Dataset:
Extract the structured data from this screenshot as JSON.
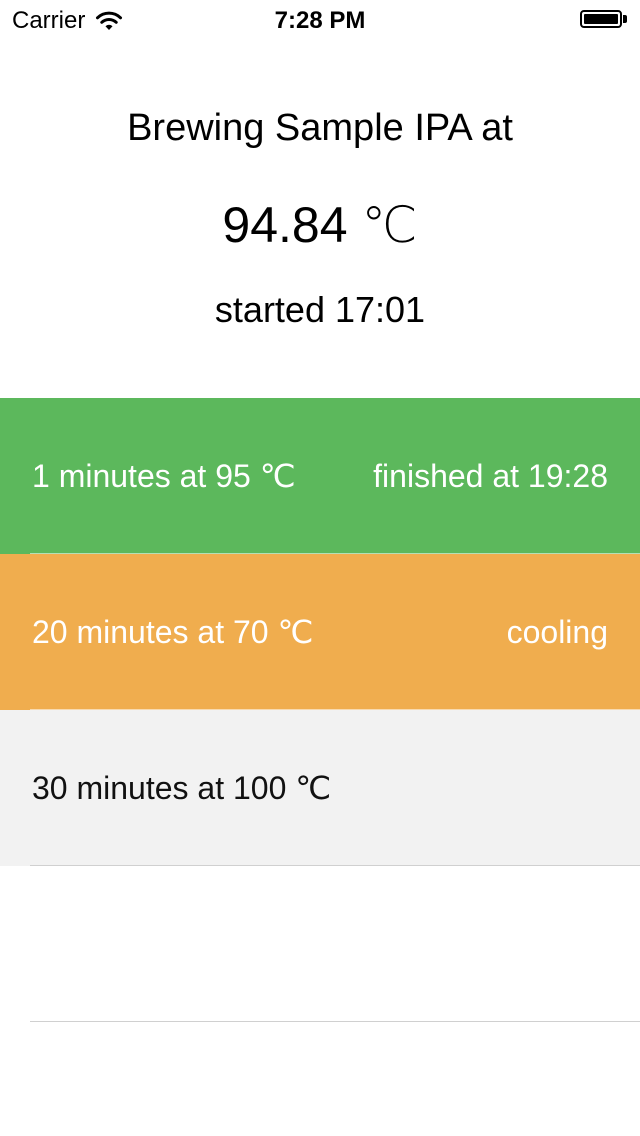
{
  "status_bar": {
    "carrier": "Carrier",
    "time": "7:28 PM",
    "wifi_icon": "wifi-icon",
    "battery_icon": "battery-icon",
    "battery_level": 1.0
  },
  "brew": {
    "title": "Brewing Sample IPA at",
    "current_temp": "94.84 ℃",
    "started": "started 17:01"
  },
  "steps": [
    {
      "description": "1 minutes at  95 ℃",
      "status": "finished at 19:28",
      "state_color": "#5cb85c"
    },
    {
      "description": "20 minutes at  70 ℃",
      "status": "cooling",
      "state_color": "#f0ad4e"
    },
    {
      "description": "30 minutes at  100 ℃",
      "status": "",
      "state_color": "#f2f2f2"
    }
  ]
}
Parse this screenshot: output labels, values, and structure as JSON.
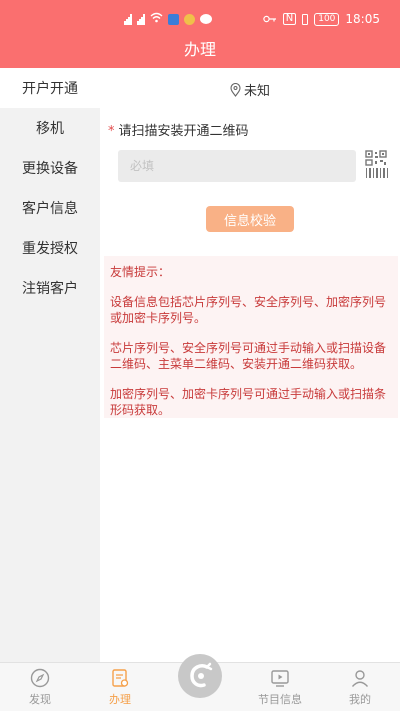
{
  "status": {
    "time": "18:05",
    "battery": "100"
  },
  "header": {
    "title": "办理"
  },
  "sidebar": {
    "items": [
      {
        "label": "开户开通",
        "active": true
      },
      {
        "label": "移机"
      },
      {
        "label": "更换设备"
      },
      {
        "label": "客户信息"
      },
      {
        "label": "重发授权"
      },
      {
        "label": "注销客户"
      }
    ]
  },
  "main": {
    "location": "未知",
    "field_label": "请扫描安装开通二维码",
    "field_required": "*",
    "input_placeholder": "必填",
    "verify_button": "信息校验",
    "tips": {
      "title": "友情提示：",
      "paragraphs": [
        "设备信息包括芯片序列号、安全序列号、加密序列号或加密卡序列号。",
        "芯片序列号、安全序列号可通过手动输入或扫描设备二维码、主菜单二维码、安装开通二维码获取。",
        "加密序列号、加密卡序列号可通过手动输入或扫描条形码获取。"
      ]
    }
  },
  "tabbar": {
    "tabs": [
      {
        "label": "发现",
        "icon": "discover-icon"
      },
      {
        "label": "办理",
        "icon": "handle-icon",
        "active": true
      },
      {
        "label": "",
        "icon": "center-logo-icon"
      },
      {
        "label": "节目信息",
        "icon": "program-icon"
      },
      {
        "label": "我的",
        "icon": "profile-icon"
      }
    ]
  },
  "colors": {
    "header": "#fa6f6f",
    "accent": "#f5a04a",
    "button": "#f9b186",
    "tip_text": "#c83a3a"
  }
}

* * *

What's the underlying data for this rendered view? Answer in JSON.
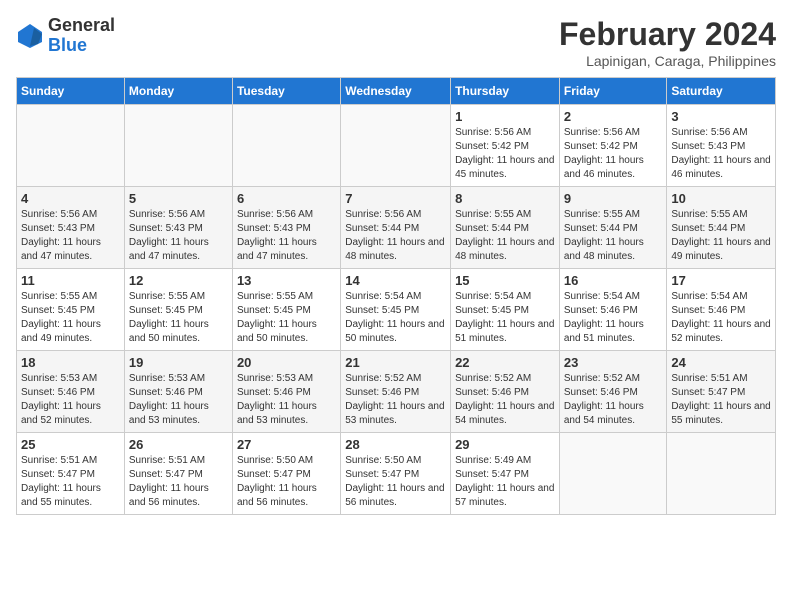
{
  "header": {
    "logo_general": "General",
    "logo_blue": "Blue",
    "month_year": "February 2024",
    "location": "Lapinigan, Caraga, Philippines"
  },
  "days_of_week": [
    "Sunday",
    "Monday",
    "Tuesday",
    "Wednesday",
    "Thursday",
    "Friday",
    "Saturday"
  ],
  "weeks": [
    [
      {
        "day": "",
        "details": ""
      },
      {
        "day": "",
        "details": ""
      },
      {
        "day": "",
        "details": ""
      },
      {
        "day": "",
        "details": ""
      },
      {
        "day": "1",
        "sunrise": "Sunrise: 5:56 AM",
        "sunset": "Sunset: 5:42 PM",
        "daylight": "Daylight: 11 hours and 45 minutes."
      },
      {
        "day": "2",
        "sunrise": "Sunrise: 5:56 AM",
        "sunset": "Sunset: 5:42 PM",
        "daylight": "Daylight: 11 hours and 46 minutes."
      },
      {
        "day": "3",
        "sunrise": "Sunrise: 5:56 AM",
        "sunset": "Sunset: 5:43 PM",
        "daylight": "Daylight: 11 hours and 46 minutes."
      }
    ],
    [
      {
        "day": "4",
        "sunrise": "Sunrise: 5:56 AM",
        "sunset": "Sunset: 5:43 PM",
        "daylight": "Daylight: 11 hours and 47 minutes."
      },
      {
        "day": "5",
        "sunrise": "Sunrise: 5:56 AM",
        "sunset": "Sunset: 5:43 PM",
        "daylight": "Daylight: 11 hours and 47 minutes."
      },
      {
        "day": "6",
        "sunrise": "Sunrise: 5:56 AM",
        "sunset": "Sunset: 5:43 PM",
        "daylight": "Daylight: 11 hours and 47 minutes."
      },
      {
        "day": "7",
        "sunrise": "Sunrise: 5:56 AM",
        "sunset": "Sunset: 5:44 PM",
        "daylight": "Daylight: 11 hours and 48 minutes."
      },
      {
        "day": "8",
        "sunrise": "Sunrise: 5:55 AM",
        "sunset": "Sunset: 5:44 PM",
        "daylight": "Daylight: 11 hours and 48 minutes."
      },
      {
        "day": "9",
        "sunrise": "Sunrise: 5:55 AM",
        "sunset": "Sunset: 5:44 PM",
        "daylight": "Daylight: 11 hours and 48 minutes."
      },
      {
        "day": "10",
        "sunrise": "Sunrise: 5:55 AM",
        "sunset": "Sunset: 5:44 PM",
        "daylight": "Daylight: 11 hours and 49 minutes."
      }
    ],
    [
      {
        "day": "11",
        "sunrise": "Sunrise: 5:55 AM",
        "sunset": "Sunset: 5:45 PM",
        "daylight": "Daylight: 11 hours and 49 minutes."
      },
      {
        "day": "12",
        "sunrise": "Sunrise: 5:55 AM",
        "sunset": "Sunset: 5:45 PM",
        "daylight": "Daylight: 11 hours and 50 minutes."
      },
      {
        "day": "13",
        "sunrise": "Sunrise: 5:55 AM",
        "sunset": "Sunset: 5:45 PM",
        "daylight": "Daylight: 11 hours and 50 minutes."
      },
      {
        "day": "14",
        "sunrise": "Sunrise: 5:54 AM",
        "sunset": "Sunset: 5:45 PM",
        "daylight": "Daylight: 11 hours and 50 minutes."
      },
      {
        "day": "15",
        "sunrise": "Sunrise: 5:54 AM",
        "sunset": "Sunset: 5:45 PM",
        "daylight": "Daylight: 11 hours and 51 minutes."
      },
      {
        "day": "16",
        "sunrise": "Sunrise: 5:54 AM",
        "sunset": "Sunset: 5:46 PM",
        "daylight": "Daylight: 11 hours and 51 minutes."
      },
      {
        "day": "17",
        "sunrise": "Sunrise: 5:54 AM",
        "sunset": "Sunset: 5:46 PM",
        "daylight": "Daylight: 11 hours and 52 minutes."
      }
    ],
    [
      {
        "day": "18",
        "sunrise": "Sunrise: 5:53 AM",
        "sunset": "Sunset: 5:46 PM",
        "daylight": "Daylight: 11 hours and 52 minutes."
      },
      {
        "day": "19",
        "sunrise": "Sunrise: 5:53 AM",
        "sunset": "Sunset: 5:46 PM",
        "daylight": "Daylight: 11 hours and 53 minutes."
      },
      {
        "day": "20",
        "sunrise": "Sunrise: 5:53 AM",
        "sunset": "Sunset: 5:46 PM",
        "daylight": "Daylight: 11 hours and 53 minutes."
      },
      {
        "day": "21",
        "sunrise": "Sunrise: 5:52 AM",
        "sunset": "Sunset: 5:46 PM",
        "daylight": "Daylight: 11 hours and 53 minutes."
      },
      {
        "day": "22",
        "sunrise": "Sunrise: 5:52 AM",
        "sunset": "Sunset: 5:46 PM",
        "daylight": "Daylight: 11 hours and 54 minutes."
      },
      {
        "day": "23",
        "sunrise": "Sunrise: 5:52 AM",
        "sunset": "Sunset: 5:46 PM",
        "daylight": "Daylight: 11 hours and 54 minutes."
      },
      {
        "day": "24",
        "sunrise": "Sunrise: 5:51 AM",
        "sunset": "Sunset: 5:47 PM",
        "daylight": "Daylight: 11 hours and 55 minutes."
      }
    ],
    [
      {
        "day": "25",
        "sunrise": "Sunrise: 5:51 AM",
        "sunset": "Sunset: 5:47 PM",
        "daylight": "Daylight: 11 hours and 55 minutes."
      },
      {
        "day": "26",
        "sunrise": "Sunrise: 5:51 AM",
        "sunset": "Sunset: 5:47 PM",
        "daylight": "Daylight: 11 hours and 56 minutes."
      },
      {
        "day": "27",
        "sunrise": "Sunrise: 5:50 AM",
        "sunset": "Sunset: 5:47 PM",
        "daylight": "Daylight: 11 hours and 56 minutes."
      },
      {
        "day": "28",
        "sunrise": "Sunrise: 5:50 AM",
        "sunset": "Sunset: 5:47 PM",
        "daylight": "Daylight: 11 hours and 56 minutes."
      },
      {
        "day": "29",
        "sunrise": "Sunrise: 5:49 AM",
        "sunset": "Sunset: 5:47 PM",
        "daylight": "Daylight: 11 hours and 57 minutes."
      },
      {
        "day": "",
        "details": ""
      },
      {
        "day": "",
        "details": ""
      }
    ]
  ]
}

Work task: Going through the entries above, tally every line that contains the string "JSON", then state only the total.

Solution to the problem: 3